IN what many consider as a miracle, facilities owned and operated by the Philippine Sports Commission have been completely refurbished and are ready for use in the 30th Southeast Asian Games starting on Nov. 30.
Over the weekend, PSC Chairman Butch Ramirez announced the completion of repair work on the Rizal Coliseum, Ninoy Aquino Stadium, Rizal Football Field, and the RMSC lawn tennis court at the Rizal Memorial Sports Complex and the facilities at the Philsports in Pasig City.
“We were on target,” Ramirez said. “We gave the people an assurance that we will finish the competition areas and our various teams in the PSC did their jobs well. They delivered.”
These facilities, Ramirez said, were not originally intended for the SEA Games hosting.
The Philippine SEA Games Organizing Committee had wanted all disciplines held at the Subic and Clark complexes, including the newly-built New Clark City, which is owned and managed by the Bases Conversion and Development Authority.

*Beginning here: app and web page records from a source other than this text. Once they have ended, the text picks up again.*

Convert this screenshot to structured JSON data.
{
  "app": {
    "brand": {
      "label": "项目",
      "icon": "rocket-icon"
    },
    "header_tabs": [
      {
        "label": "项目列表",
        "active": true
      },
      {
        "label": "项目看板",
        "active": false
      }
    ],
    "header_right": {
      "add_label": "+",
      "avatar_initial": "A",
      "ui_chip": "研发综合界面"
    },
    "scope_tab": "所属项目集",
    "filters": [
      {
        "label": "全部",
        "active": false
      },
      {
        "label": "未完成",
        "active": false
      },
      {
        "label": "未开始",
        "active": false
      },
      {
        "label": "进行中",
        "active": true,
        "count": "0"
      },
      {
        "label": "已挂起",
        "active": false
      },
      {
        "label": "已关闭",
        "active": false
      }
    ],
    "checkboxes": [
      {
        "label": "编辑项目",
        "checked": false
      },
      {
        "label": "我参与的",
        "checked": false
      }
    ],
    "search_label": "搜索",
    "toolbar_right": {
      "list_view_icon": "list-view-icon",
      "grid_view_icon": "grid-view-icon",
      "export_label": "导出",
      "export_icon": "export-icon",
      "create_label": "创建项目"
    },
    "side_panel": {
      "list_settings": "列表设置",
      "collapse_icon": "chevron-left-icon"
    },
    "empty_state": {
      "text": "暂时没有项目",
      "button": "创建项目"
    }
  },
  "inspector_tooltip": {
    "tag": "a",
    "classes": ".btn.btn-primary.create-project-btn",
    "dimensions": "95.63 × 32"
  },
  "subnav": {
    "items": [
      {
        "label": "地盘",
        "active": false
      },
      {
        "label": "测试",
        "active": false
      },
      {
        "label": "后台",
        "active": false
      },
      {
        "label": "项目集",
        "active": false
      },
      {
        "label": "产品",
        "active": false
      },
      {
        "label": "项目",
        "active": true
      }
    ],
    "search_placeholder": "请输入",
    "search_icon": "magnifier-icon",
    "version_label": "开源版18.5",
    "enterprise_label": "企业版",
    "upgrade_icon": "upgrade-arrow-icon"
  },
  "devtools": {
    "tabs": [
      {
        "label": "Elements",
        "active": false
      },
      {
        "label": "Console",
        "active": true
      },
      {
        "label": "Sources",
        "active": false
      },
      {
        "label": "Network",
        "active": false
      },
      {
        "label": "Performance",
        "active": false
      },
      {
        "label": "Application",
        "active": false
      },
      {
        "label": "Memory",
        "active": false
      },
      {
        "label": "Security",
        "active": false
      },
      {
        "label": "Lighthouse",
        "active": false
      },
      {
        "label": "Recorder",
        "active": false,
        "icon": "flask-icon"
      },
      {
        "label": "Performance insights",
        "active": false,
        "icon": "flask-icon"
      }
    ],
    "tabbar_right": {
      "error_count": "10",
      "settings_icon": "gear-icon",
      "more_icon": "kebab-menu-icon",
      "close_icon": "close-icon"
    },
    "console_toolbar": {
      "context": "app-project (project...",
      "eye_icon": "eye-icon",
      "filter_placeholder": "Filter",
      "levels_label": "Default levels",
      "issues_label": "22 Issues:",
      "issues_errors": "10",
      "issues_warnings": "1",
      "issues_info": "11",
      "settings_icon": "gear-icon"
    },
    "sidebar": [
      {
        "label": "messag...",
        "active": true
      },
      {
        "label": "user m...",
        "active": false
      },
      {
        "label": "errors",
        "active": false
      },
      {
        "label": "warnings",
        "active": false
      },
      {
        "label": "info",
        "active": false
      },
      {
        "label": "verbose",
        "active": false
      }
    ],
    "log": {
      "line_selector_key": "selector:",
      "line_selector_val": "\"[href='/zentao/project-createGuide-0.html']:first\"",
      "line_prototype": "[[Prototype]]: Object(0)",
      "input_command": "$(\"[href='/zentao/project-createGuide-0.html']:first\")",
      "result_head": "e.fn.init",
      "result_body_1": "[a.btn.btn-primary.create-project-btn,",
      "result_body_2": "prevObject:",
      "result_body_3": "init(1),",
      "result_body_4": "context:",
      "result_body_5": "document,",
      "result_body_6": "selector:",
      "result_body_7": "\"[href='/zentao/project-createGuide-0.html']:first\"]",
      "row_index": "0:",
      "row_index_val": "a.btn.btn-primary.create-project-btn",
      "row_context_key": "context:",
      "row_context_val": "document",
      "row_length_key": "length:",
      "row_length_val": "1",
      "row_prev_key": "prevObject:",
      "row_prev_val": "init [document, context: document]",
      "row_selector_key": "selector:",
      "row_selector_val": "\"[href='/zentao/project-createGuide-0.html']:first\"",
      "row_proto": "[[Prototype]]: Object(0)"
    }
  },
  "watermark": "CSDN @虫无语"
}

“But several of their facilities were not up to International Federation standards. And since the PSC-owned facilities have been used for international events many times in the past and have met the IF requirements, it was a no-brainer that some of the SEA Games events are hosted at our venues,” Ramirez said.
“These are very old venues, we admit. But the history that wraps every leaves and grass around these facilities speak of the heroism of our athletes. We deemed it right to put the venues back in their original forms,” Ramirez added.
While the Phisgoc is in charge of running the whole SEA Games, Ramirez made sure the training of the Filipino athletes competing in the biennial meet were funded by the agency tasked by government to look after their welfare.
“We have spent more than a billion pesos for the athletes’ training alone. We are not looking just at the SEA Games, we are also funding their training for possible Olympic slots, in Tokyo and beyond,” Ramirez said.
For the rehabilitation of the various PSC-owned facilities, Ramirez thanked the Philippine Amusements and Gaming Corp. for the P800 million aid that was used to rehabilitate the venues.
“The Pagcor aid was the biggest boost to our drive in rehabilitating our venues. Pagcor Chairman Andrea Domingo made sure that money was spent well, wisely and prudently,” Ramirez said.
The Philippines last hosted the SEA Games in 2005, the third since the 1981 and 1991 Games, with Ramirez at the helm of its management. The Philippines won the overall championship that year, the first time the country won the honor.